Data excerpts
******

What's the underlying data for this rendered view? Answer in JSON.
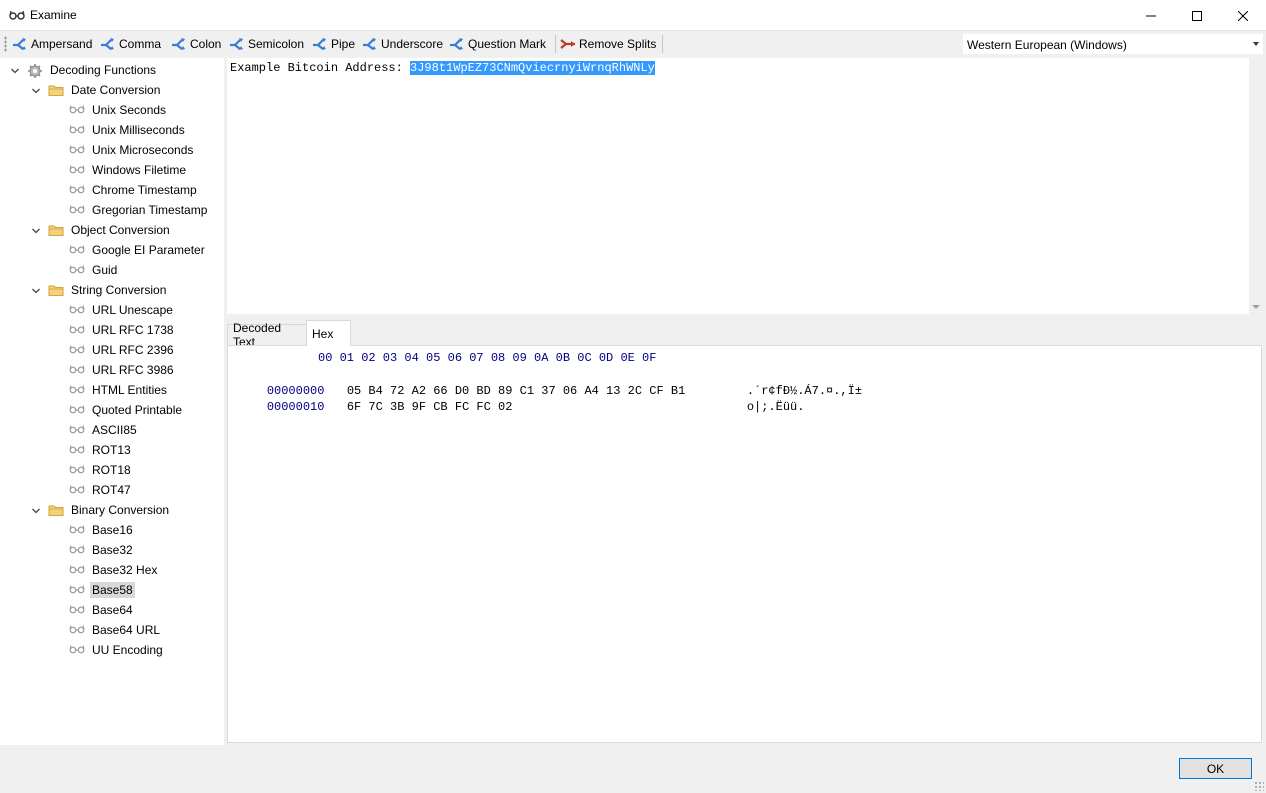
{
  "window": {
    "title": "Examine"
  },
  "toolbar": {
    "buttons": [
      {
        "label": "Ampersand"
      },
      {
        "label": "Comma"
      },
      {
        "label": "Colon"
      },
      {
        "label": "Semicolon"
      },
      {
        "label": "Pipe"
      },
      {
        "label": "Underscore"
      },
      {
        "label": "Question Mark"
      },
      {
        "label": "Remove Splits"
      }
    ],
    "encoding": "Western European (Windows)"
  },
  "tree": {
    "root": "Decoding Functions",
    "groups": [
      {
        "label": "Date Conversion",
        "items": [
          "Unix Seconds",
          "Unix Milliseconds",
          "Unix Microseconds",
          "Windows Filetime",
          "Chrome Timestamp",
          "Gregorian Timestamp"
        ]
      },
      {
        "label": "Object Conversion",
        "items": [
          "Google EI Parameter",
          "Guid"
        ]
      },
      {
        "label": "String Conversion",
        "items": [
          "URL Unescape",
          "URL RFC 1738",
          "URL RFC 2396",
          "URL RFC 3986",
          "HTML Entities",
          "Quoted Printable",
          "ASCII85",
          "ROT13",
          "ROT18",
          "ROT47"
        ]
      },
      {
        "label": "Binary Conversion",
        "items": [
          "Base16",
          "Base32",
          "Base32 Hex",
          "Base58",
          "Base64",
          "Base64 URL",
          "UU Encoding"
        ]
      }
    ],
    "selected": "Base58"
  },
  "editor": {
    "prefix": "Example Bitcoin Address: ",
    "selected_text": "3J98t1WpEZ73CNmQviecrnyiWrnqRhWNLy"
  },
  "tabs": [
    {
      "label": "Decoded Text"
    },
    {
      "label": "Hex"
    }
  ],
  "hex": {
    "header": "00 01 02 03 04 05 06 07 08 09 0A 0B 0C 0D 0E 0F",
    "rows": [
      {
        "offset": "00000000",
        "bytes": "05 B4 72 A2 66 D0 BD 89 C1 37 06 A4 13 2C CF B1",
        "ascii": ".´r¢fÐ½.Á7.¤.,Ï±"
      },
      {
        "offset": "00000010",
        "bytes": "6F 7C 3B 9F CB FC FC 02",
        "ascii": "o|;.Ëüü."
      }
    ]
  },
  "footer": {
    "ok_label": "OK"
  },
  "colors": {
    "accent": "#0078d7",
    "selection": "#3399ff",
    "hex_offset": "#000080",
    "split_icon": "#3a7bd5",
    "remove_icon": "#c0392b",
    "folder": "#e8b84a"
  }
}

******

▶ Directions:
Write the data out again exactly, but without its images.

▶ Exercise output:
What's the underlying data for this rendered view? Answer in JSON.
{
  "window": {
    "title": "Examine"
  },
  "toolbar": {
    "buttons": [
      {
        "label": "Ampersand"
      },
      {
        "label": "Comma"
      },
      {
        "label": "Colon"
      },
      {
        "label": "Semicolon"
      },
      {
        "label": "Pipe"
      },
      {
        "label": "Underscore"
      },
      {
        "label": "Question Mark"
      },
      {
        "label": "Remove Splits"
      }
    ],
    "encoding": "Western European (Windows)"
  },
  "tree": {
    "root": "Decoding Functions",
    "groups": [
      {
        "label": "Date Conversion",
        "items": [
          "Unix Seconds",
          "Unix Milliseconds",
          "Unix Microseconds",
          "Windows Filetime",
          "Chrome Timestamp",
          "Gregorian Timestamp"
        ]
      },
      {
        "label": "Object Conversion",
        "items": [
          "Google EI Parameter",
          "Guid"
        ]
      },
      {
        "label": "String Conversion",
        "items": [
          "URL Unescape",
          "URL RFC 1738",
          "URL RFC 2396",
          "URL RFC 3986",
          "HTML Entities",
          "Quoted Printable",
          "ASCII85",
          "ROT13",
          "ROT18",
          "ROT47"
        ]
      },
      {
        "label": "Binary Conversion",
        "items": [
          "Base16",
          "Base32",
          "Base32 Hex",
          "Base58",
          "Base64",
          "Base64 URL",
          "UU Encoding"
        ]
      }
    ],
    "selected": "Base58"
  },
  "editor": {
    "prefix": "Example Bitcoin Address: ",
    "selected_text": "3J98t1WpEZ73CNmQviecrnyiWrnqRhWNLy"
  },
  "tabs": [
    {
      "label": "Decoded Text"
    },
    {
      "label": "Hex"
    }
  ],
  "hex": {
    "header": "00 01 02 03 04 05 06 07 08 09 0A 0B 0C 0D 0E 0F",
    "rows": [
      {
        "offset": "00000000",
        "bytes": "05 B4 72 A2 66 D0 BD 89 C1 37 06 A4 13 2C CF B1",
        "ascii": ".´r¢fÐ½.Á7.¤.,Ï±"
      },
      {
        "offset": "00000010",
        "bytes": "6F 7C 3B 9F CB FC FC 02",
        "ascii": "o|;.Ëüü."
      }
    ]
  },
  "footer": {
    "ok_label": "OK"
  },
  "colors": {
    "accent": "#0078d7",
    "selection": "#3399ff",
    "hex_offset": "#000080",
    "split_icon": "#3a7bd5",
    "remove_icon": "#c0392b",
    "folder": "#e8b84a"
  }
}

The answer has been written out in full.